Author: Jennifer Berry Hawes

Grace Will Lead Us Home is a deeply moving work of narrative nonfiction on the tragic shootings in 2015 at the Mother Emanuel AME church in Charleston, South Carolina.
Pulitzer Prize-winning journalist Jennifer Berry Hawes provides a definitive account of the tragedy’s aftermath.
“With unprecedented access to the grieving families and other key figures, Hawes offers a nuanced and moving portrait of the events and emotions that emerged in the massacre’s wake,” said a review in goodreads.com.
It said “Grace Will Lead Us Home — an unforgettable and deeply human portrait of grief, faith, and forgiveness — is destined to be a classic in the finest tradition of journalism.”
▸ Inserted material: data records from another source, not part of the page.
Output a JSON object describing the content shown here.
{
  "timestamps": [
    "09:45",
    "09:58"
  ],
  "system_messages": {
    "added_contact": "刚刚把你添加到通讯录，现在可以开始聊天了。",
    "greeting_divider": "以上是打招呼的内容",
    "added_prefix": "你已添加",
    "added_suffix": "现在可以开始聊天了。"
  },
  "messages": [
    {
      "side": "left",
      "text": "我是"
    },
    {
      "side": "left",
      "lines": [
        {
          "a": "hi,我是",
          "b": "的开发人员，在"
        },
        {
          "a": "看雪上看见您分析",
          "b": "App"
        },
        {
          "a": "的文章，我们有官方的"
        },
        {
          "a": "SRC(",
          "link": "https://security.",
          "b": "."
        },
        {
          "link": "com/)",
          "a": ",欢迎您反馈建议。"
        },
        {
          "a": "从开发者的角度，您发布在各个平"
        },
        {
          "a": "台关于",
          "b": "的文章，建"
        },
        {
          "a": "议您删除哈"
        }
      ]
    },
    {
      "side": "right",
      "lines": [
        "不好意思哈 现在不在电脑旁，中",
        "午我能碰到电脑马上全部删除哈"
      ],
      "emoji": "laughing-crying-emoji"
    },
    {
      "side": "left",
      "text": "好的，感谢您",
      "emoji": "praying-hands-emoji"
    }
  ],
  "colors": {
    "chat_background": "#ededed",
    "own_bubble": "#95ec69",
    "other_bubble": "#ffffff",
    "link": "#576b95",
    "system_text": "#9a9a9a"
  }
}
Chris Lebron said in a review for The New York Times: “In Grace Will Lead Us Home, the sorrow of the massacre’s three survivors, and that of the relatives left to mourn the dead, is vividly rendered but not to the point of caricature. Similarly admirable are moments when she depicts the difficulties faced by Roof’s family without compelling us to feel for them what we feel for the victims and their relatives.”